If you followed The Word Blog regularly, you would know that it is a noun whose definition is: “relation to place; whereness.”
OK, I admit it, you are probably never going to use this word in daily life (well, maybe if you have the right tiles in Word with Friends), but a better vocabulary is something journalists should constantly be striving for and building upon. Knowing just the right word to use makes us better writers because it allows us to use more concise language in our writing. It also allows us to avoid embarrassing gaffes that can result in a writer being eaten alive by those ubiquitous online grammar nazis commenting on stories.
Heather, the author behind The Word Blog, regularly blogs about words and grammar. Her blog consists of several sections, including Vest-Pocket Vocabulary, in which she defines obscure words, and Lexical Vexations, in which she takes on words that sound similar but have different meanings, such as affect vs. effect.

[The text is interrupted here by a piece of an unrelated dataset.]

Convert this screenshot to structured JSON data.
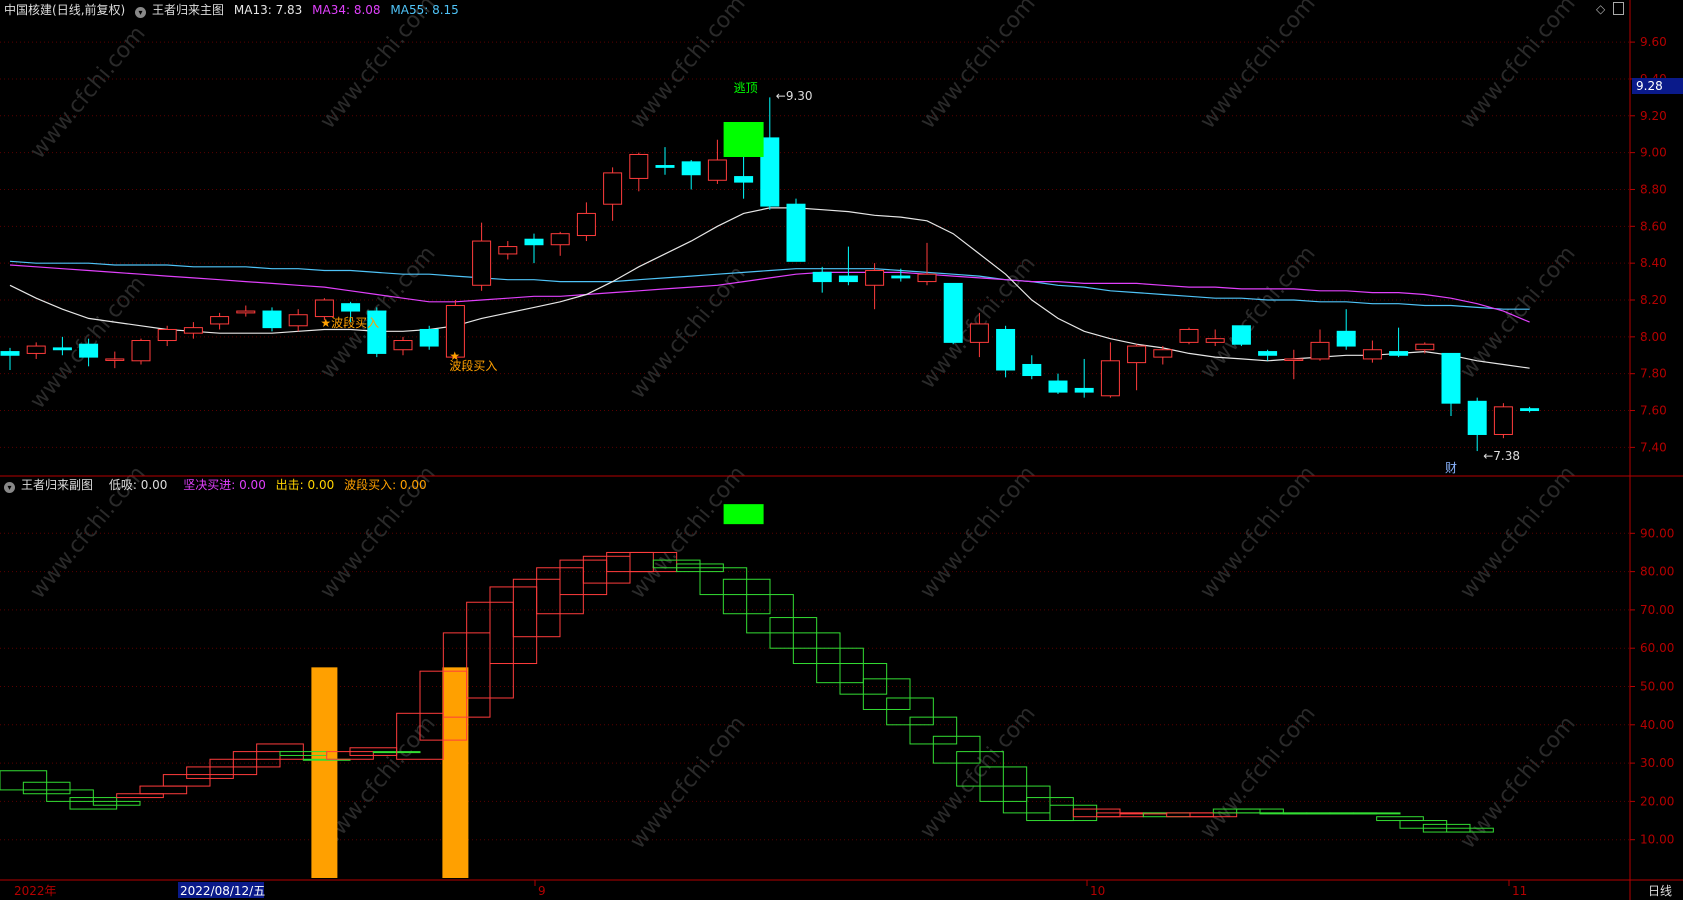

One other area that you should be interested in as journalism students, whose papers get marked up in red pen by an old copy editor, is the section on Proofreaders’ Marks. Did you know there are universal marks used by copy editors and proofreaders? For example, a slash through a capitalized letter means it should be lowercase.
Good journalist ≥ good writer ≥ wordsmith.